As the world tries to mitigate the effects of the coffee industry, Atomo Coffee, a start-up based in Washington, USA, has introduced a coffee that does not use beans. They call it molecular coffee. The name of the company says a lot about its products and its purpose. Atomo means atom in Italian. What Atomo Coffee has done is create a new molecular infusion from recycled ingredients – like sunflower husks and watermelon seeds, to avoid the need for coffee and cocoa beans. Founders Andy Kleitsch and Jarret Stopforth, along with a team of food scientists and researchers, invented a way to reverse the taste of a green coffee bean using organic and natural ingredients, including skin grapes, date seeds and chicory root, which are the remains of the agricultural harvest.

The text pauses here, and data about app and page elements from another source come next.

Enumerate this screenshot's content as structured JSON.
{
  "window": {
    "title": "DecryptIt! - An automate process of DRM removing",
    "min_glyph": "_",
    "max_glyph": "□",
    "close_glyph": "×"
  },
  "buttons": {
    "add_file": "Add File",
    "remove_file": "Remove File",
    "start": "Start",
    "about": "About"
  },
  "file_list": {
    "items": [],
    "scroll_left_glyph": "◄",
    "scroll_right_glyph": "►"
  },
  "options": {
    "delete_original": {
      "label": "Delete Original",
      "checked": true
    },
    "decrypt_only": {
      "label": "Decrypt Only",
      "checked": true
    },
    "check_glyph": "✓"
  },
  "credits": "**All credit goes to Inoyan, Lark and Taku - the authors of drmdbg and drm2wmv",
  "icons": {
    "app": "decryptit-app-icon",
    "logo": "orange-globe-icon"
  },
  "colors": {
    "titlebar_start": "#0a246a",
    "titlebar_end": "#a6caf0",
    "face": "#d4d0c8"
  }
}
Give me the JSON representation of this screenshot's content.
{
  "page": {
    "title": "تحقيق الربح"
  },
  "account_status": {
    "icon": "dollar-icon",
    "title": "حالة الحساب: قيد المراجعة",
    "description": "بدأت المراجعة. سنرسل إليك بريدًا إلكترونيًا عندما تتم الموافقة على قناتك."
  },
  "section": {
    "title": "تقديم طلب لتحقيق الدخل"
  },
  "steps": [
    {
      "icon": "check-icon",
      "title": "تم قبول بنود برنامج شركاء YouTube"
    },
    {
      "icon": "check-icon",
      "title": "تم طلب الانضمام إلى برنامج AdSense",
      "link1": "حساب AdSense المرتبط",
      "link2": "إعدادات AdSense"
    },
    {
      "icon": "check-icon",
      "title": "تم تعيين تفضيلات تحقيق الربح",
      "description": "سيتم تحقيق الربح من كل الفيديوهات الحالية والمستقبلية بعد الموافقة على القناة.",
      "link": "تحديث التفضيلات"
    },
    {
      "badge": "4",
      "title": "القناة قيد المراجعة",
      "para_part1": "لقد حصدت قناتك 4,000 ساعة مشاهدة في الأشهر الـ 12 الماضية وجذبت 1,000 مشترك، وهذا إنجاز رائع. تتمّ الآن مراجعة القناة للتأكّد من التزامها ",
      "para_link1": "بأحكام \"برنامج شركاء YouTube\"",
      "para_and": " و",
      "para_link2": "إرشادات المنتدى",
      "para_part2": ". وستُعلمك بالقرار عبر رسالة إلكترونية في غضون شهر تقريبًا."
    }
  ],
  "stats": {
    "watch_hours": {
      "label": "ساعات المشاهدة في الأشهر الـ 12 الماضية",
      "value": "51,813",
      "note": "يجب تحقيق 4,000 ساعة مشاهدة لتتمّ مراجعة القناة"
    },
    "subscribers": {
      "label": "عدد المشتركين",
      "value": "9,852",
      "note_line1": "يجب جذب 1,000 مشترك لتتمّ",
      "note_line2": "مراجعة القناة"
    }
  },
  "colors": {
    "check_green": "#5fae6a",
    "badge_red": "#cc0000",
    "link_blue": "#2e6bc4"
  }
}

Jarret Stopforth, chief scientist and co-founder of Atomo Coffee, explained that “by evaluating the individual compounds in coffee, we were able to map the most important contributors to the characteristic aroma and flavor of coffee. Once we identified the most important compounds, we evaluated recycled and natural plant-based materials with high sustainability indices as a source for extracting and generating the mixture that allows us to create a “dashboard coffee – with this we can make coffee without the bean and modify our dashboard to create different flavor and aroma profiles. The company proudly claims that its technology has created a great-tasting cup of coffee that gives consumers a sustainable choice, as well as greater value for our farmers. “We like to think of ourselves as the Tesla of coffee,” adds Stopforth.

Atomo has made a promising start towards sustainability by reducing the use of fossil fuels, as few means of transport are needed to deliver their ingredients, and by reducing the carbon footprint by avoiding deforestation. Currently, the company offers its cold brew in two flavors – Ultra Smooth Molecular Cold Brew and Classic Molecular Cold Brew. According to them, Classic Roast “presents a nicely rounded medium roast cup with notes of cocoa, dark fruit and a whisper of smoke.” Ultra-Smooth Roast “attracts black coffee non-believers with an indulgent wave of natural caramelization.”

Coffee alone isn’t the company’s only eco-friendly selling point. Atomo used a service called Carbon Cloud, which helps calculate its own footprint and conduct research on the environmental impact of coffee to see how its process compares. Using this, it was concluded that Atomo’s product uses 94% less water and produces 93% less carbon emissions than conventional cold brew coffee. Atomo’s pitch sounds a lot like plant-based meat substitutes that have become popular in recent years. However, the company is still in its infancy. It has a Seattle-based outlet that can pump out 1,000 servings a day, according to Kleitsch. Eventually, the start-up would like to offer a wider assortment of products, including instant coffee and marc. Although the opportunity for a company like Atomo is great, it will face many challenges, taste being one of them. Speaking about this crucial factor, Kleitsch said: “When we first got started, we thought real coffee connoisseurs would hate us, honestly. It’s actually the opposite.

Atomo strengthens its molecular beers through a very innovative patented process by exploiting recycled ingredients and giving a second life to vegetable waste. The company has successfully analyzed and recreated conventional coffee compounds found in green coffee beans to maximize taste and minimize the impact created on the planet. The journey to change the world and reduce the carbon footprint of conventional coffee has been underway for some time now, but Atomo’s story comes full circle as these products are now increasingly available to the public. Sustainable coffee, as the company points out, not only protects the environment, but acts as quality assurance. No one who loves and loves coffee wants to see it disappear from the face of the Earth. Therefore, by investing more in organic, low-carbon coffee businesses, coffee quality as well as availability can be guaranteed for the future.

The references:

https://www.atomocoffee.com/

https://www.freethink.com/series/just-might-work/sustainable-coffee

Share.

Comments are closed.